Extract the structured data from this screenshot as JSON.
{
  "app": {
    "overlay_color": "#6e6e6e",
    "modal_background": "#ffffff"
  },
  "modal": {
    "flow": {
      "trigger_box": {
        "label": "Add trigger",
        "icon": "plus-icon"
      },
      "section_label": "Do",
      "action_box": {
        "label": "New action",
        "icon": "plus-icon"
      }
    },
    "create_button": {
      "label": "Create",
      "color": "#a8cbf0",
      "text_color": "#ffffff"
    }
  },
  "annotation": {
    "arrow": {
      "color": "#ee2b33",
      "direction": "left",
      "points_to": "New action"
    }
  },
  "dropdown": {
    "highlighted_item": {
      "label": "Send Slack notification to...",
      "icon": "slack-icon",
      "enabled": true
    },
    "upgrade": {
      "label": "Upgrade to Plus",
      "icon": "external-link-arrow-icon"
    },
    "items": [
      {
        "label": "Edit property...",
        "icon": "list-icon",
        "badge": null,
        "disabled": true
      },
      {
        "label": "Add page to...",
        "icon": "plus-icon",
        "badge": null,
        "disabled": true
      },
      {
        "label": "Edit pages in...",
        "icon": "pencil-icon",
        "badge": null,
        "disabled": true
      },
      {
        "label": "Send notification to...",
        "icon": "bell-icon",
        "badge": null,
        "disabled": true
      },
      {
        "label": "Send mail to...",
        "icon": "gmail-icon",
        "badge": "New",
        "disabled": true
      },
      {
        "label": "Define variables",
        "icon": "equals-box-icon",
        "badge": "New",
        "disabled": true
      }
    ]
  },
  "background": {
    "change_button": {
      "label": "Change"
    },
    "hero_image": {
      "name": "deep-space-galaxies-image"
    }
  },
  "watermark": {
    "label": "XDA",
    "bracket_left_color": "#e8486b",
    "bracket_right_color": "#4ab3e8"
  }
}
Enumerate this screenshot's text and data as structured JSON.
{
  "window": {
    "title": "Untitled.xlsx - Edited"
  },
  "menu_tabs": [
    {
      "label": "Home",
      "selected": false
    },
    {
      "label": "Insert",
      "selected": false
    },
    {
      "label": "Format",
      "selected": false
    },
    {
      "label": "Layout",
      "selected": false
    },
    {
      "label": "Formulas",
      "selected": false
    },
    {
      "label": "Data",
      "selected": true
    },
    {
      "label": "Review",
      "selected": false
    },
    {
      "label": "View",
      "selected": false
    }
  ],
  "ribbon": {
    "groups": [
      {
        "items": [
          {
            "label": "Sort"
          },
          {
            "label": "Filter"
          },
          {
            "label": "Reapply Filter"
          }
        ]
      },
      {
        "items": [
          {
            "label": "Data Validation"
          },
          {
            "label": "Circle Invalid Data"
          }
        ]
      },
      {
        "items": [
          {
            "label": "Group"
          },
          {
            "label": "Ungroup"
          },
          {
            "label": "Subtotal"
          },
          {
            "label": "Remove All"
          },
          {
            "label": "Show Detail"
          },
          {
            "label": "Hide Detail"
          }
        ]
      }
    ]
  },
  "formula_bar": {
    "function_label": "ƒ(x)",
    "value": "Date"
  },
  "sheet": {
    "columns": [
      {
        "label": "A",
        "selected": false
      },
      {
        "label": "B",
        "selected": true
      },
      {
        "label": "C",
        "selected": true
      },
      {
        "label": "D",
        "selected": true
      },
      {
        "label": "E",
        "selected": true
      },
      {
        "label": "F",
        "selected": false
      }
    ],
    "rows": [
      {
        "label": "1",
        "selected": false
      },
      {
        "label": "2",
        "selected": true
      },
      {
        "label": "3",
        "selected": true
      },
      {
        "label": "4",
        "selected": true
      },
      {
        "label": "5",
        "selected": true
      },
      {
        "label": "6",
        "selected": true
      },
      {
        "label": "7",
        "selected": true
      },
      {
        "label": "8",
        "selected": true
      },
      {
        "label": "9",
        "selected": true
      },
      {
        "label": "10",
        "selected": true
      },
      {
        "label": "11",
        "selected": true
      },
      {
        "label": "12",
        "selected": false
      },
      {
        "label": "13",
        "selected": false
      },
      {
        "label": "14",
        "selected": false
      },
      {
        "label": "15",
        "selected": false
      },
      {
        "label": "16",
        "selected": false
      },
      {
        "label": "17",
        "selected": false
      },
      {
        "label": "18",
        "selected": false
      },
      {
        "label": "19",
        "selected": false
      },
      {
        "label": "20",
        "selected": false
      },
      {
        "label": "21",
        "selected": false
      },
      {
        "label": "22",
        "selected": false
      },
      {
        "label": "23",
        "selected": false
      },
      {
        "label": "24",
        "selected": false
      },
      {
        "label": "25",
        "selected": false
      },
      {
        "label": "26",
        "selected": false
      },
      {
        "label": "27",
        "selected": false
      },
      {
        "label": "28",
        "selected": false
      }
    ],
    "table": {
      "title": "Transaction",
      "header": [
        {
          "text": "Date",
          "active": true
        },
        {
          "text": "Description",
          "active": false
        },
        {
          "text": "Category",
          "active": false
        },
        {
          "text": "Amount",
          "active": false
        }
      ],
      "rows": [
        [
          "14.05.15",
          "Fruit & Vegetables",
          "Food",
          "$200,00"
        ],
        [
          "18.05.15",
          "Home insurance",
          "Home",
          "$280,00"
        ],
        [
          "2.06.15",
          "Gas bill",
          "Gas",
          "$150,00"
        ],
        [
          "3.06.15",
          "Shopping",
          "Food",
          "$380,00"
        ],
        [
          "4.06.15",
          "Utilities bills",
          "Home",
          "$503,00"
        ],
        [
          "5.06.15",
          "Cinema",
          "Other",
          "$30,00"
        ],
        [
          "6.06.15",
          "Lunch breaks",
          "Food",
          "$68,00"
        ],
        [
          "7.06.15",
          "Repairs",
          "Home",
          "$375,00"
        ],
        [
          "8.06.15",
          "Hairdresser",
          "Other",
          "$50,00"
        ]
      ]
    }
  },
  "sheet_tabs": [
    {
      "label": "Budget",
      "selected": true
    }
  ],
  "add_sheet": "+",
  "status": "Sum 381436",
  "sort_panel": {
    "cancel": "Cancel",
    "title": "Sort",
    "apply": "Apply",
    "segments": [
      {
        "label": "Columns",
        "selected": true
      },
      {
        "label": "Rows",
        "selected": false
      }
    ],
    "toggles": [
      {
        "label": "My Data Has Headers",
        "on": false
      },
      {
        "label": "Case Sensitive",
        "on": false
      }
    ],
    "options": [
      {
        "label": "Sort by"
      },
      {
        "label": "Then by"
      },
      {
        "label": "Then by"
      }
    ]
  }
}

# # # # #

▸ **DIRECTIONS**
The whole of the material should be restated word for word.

▸ **RESPONSE**
Extract the structured data from this screenshot as JSON.
{
  "app": {
    "overlay_color": "#6e6e6e",
    "modal_background": "#ffffff"
  },
  "modal": {
    "flow": {
      "trigger_box": {
        "label": "Add trigger",
        "icon": "plus-icon"
      },
      "section_label": "Do",
      "action_box": {
        "label": "New action",
        "icon": "plus-icon"
      }
    },
    "create_button": {
      "label": "Create",
      "color": "#a8cbf0",
      "text_color": "#ffffff"
    }
  },
  "annotation": {
    "arrow": {
      "color": "#ee2b33",
      "direction": "left",
      "points_to": "New action"
    }
  },
  "dropdown": {
    "highlighted_item": {
      "label": "Send Slack notification to...",
      "icon": "slack-icon",
      "enabled": true
    },
    "upgrade": {
      "label": "Upgrade to Plus",
      "icon": "external-link-arrow-icon"
    },
    "items": [
      {
        "label": "Edit property...",
        "icon": "list-icon",
        "badge": null,
        "disabled": true
      },
      {
        "label": "Add page to...",
        "icon": "plus-icon",
        "badge": null,
        "disabled": true
      },
      {
        "label": "Edit pages in...",
        "icon": "pencil-icon",
        "badge": null,
        "disabled": true
      },
      {
        "label": "Send notification to...",
        "icon": "bell-icon",
        "badge": null,
        "disabled": true
      },
      {
        "label": "Send mail to...",
        "icon": "gmail-icon",
        "badge": "New",
        "disabled": true
      },
      {
        "label": "Define variables",
        "icon": "equals-box-icon",
        "badge": "New",
        "disabled": true
      }
    ]
  },
  "background": {
    "change_button": {
      "label": "Change"
    },
    "hero_image": {
      "name": "deep-space-galaxies-image"
    }
  },
  "watermark": {
    "label": "XDA",
    "bracket_left_color": "#e8486b",
    "bracket_right_color": "#4ab3e8"
  }
}
Enumerate this screenshot's text and data as structured JSON.
{
  "window": {
    "title": "Untitled.xlsx - Edited"
  },
  "menu_tabs": [
    {
      "label": "Home",
      "selected": false
    },
    {
      "label": "Insert",
      "selected": false
    },
    {
      "label": "Format",
      "selected": false
    },
    {
      "label": "Layout",
      "selected": false
    },
    {
      "label": "Formulas",
      "selected": false
    },
    {
      "label": "Data",
      "selected": true
    },
    {
      "label": "Review",
      "selected": false
    },
    {
      "label": "View",
      "selected": false
    }
  ],
  "ribbon": {
    "groups": [
      {
        "items": [
          {
            "label": "Sort"
          },
          {
            "label": "Filter"
          },
          {
            "label": "Reapply Filter"
          }
        ]
      },
      {
        "items": [
          {
            "label": "Data Validation"
          },
          {
            "label": "Circle Invalid Data"
          }
        ]
      },
      {
        "items": [
          {
            "label": "Group"
          },
          {
            "label": "Ungroup"
          },
          {
            "label": "Subtotal"
          },
          {
            "label": "Remove All"
          },
          {
            "label": "Show Detail"
          },
          {
            "label": "Hide Detail"
          }
        ]
      }
    ]
  },
  "formula_bar": {
    "function_label": "ƒ(x)",
    "value": "Date"
  },
  "sheet": {
    "columns": [
      {
        "label": "A",
        "selected": false
      },
      {
        "label": "B",
        "selected": true
      },
      {
        "label": "C",
        "selected": true
      },
      {
        "label": "D",
        "selected": true
      },
      {
        "label": "E",
        "selected": true
      },
      {
        "label": "F",
        "selected": false
      }
    ],
    "rows": [
      {
        "label": "1",
        "selected": false
      },
      {
        "label": "2",
        "selected": true
      },
      {
        "label": "3",
        "selected": true
      },
      {
        "label": "4",
        "selected": true
      },
      {
        "label": "5",
        "selected": true
      },
      {
        "label": "6",
        "selected": true
      },
      {
        "label": "7",
        "selected": true
      },
      {
        "label": "8",
        "selected": true
      },
      {
        "label": "9",
        "selected": true
      },
      {
        "label": "10",
        "selected": true
      },
      {
        "label": "11",
        "selected": true
      },
      {
        "label": "12",
        "selected": false
      },
      {
        "label": "13",
        "selected": false
      },
      {
        "label": "14",
        "selected": false
      },
      {
        "label": "15",
        "selected": false
      },
      {
        "label": "16",
        "selected": false
      },
      {
        "label": "17",
        "selected": false
      },
      {
        "label": "18",
        "selected": false
      },
      {
        "label": "19",
        "selected": false
      },
      {
        "label": "20",
        "selected": false
      },
      {
        "label": "21",
        "selected": false
      },
      {
        "label": "22",
        "selected": false
      },
      {
        "label": "23",
        "selected": false
      },
      {
        "label": "24",
        "selected": false
      },
      {
        "label": "25",
        "selected": false
      },
      {
        "label": "26",
        "selected": false
      },
      {
        "label": "27",
        "selected": false
      },
      {
        "label": "28",
        "selected": false
      }
    ],
    "table": {
      "title": "Transaction",
      "header": [
        {
          "text": "Date",
          "active": true
        },
        {
          "text": "Description",
          "active": false
        },
        {
          "text": "Category",
          "active": false
        },
        {
          "text": "Amount",
          "active": false
        }
      ],
      "rows": [
        [
          "14.05.15",
          "Fruit & Vegetables",
          "Food",
          "$200,00"
        ],
        [
          "18.05.15",
          "Home insurance",
          "Home",
          "$280,00"
        ],
        [
          "2.06.15",
          "Gas bill",
          "Gas",
          "$150,00"
        ],
        [
          "3.06.15",
          "Shopping",
          "Food",
          "$380,00"
        ],
        [
          "4.06.15",
          "Utilities bills",
          "Home",
          "$503,00"
        ],
        [
          "5.06.15",
          "Cinema",
          "Other",
          "$30,00"
        ],
        [
          "6.06.15",
          "Lunch breaks",
          "Food",
          "$68,00"
        ],
        [
          "7.06.15",
          "Repairs",
          "Home",
          "$375,00"
        ],
        [
          "8.06.15",
          "Hairdresser",
          "Other",
          "$50,00"
        ]
      ]
    }
  },
  "sheet_tabs": [
    {
      "label": "Budget",
      "selected": true
    }
  ],
  "add_sheet": "+",
  "status": "Sum 381436",
  "sort_panel": {
    "cancel": "Cancel",
    "title": "Sort",
    "apply": "Apply",
    "segments": [
      {
        "label": "Columns",
        "selected": true
      },
      {
        "label": "Rows",
        "selected": false
      }
    ],
    "toggles": [
      {
        "label": "My Data Has Headers",
        "on": false
      },
      {
        "label": "Case Sensitive",
        "on": false
      }
    ],
    "options": [
      {
        "label": "Sort by"
      },
      {
        "label": "Then by"
      },
      {
        "label": "Then by"
      }
    ]
  }
}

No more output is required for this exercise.